4. Mark Isham – Vapor Drawings (1983)
This is a great album. He's a jazz trumpet player. This album is from the mid-to-late 80s, when he was doing a lot more keyboard stuff. Now he's doing film soundtracks, I think he even did Blade. He's one of those guys who does everything. This was definitely an influential album in terms of the sounds I use—very 80s FM synthesizer and bell piano sounds. Very floaty stuff with rhythms. It also has cover art that looks like how the record sounds, and it's part of the whole vibe.
5. CFCF & Jean-Michel Blais – Cascades (2017)
Even before I planned to move out here, CFCF made a mix for my radio show in London, so I met him out here a few times. CFCF's records are very Wally Badarou, which is something I really vibe with. He's got that vibe down. I saw the thing he did with the pianist, and that was really cool.
6. Midori Takada – Through the Looking Glass (1983)
A lot more people are getting into this sort of new age music because of YouTube algorithms. You can find similar stuff and that's a weird effect on these micro-revivals. Like that Midori Takada album that just got reissued—it was in my YouTube recommendations for ages. Then other people I know would talk about it and we all realized we discovered it through the same YouTube recommendations. And now she's doing shows. You have to learn to manipulate the algorithms, I guess.
7. Transformation Of A Water-Lily - A Cosmic Meditation (1988)
One of my favourite records. It sounds the way the title suggests. It's two Germans, one is Michael Wehr, and it's a beautiful record. It has these sleeve notes for each track, and the first is "you're a lily, your roots are stretching down and you're reaching the sun." The next is "you're entering the temple." It's explaining to you what you should visualize for each track, which I really dig. I've never written tracks like that, but I'll have an atmosphere in mind, which is usually a place.

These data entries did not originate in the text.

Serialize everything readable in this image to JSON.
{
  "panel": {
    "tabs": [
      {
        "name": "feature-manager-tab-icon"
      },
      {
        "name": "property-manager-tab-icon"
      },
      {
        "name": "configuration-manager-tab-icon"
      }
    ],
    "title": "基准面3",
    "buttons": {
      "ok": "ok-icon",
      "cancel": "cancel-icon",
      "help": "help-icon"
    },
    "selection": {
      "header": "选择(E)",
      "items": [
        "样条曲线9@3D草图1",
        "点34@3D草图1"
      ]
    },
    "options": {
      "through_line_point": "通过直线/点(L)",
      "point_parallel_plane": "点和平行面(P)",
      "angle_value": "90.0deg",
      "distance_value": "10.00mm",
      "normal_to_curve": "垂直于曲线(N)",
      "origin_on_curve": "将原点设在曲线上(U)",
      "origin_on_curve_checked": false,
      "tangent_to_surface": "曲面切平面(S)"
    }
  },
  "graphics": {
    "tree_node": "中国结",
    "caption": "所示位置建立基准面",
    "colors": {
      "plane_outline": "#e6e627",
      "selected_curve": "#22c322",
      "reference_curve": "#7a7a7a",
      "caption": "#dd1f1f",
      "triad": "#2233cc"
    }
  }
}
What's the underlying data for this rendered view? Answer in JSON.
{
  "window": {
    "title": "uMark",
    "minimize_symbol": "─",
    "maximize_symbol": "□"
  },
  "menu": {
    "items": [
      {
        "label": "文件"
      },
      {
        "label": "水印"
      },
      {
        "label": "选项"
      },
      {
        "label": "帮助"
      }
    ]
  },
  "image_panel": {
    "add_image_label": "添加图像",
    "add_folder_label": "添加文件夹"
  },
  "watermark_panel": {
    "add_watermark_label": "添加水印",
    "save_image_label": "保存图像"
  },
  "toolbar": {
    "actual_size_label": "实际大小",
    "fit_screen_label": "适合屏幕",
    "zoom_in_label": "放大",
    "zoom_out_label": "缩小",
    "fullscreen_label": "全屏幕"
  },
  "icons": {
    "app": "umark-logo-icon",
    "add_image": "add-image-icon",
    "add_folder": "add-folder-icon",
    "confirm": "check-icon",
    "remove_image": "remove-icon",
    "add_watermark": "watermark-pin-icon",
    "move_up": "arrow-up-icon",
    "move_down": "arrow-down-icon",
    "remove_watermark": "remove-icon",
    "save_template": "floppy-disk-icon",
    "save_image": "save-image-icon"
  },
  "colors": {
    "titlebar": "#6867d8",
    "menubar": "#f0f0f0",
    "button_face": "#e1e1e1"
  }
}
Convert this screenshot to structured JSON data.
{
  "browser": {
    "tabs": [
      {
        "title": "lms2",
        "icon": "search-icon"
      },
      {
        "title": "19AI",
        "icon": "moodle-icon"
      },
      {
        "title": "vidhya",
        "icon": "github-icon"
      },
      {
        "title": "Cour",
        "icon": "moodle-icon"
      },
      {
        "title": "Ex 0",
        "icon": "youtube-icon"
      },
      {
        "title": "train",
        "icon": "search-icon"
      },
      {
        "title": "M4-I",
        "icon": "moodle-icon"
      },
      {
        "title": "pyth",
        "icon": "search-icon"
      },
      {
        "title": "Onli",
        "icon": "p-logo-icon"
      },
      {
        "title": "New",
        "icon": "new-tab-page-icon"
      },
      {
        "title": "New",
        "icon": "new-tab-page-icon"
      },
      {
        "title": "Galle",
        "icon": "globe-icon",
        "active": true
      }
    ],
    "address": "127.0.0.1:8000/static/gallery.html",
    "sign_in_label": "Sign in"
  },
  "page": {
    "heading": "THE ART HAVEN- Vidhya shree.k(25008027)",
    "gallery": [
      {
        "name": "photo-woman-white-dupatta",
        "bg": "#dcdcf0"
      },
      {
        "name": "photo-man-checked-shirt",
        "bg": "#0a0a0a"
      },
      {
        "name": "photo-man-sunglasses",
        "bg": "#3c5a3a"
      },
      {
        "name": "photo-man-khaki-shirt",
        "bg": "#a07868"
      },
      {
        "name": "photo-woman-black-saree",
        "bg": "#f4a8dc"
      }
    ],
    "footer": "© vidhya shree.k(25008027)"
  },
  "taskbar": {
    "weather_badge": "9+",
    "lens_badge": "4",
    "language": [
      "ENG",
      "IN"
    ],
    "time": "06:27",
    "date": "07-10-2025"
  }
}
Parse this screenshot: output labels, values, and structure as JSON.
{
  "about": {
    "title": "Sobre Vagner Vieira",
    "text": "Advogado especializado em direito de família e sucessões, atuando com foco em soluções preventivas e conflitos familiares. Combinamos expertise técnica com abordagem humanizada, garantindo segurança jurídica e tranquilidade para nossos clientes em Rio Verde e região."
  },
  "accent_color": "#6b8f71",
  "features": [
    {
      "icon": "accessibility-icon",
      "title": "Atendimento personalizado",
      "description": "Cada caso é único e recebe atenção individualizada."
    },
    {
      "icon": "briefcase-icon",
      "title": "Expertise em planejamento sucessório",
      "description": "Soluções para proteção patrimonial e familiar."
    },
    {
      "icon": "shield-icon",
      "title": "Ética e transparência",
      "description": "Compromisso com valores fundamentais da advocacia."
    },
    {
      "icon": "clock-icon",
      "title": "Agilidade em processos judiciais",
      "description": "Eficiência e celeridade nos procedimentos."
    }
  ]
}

Before the studio recording existed, music was made for the space it was being played in. Then with the advent of studio recording, people created spaces with music. I try to make music with a texture or environment in mind when I make stuff, which I think explains why I like new age and ambient records. It's what I tried to create with Earth Body—some type of environment.
8. Virginia Astley – Promise Nothing (1983)
She's a posh British girl who made these pop records, but then again David Sylvian is on her first album. I think it's weird pop, and similar to Earth Body in a way because of the 80s synthesizer sounds that were used. Very understated pop.
9. Mavado – Mr. Brooks...A Better Tomorrow (2009)
Dancehall albums are rarely anything more than a bunch of tracks put together, but Mavado is one of my favourite vocalists. Super raw, but also smooth and soulful, and all the rhythms on the album are just excellent. It has these heavy skits in-between with thunder and the gospel choirs. All the tracks are great and it's cohesive. It's hard to nail raw and soulful; I've tried to do that with my early house stuff like "U Cheated," but also things I've worked on recently.
10. Guem – Spécial Percussions - 15 Bases Rythmiques (1975)
It's a French percussion record and it's just congas and tam tams. I've been using it for drums on everything, I keep sampling everything on it. It's really good. Although on Earth Body, there isn't a kick drum until about track six.
Earth Body is out now on Local Action Records.
Erik Leijon is on Twitter.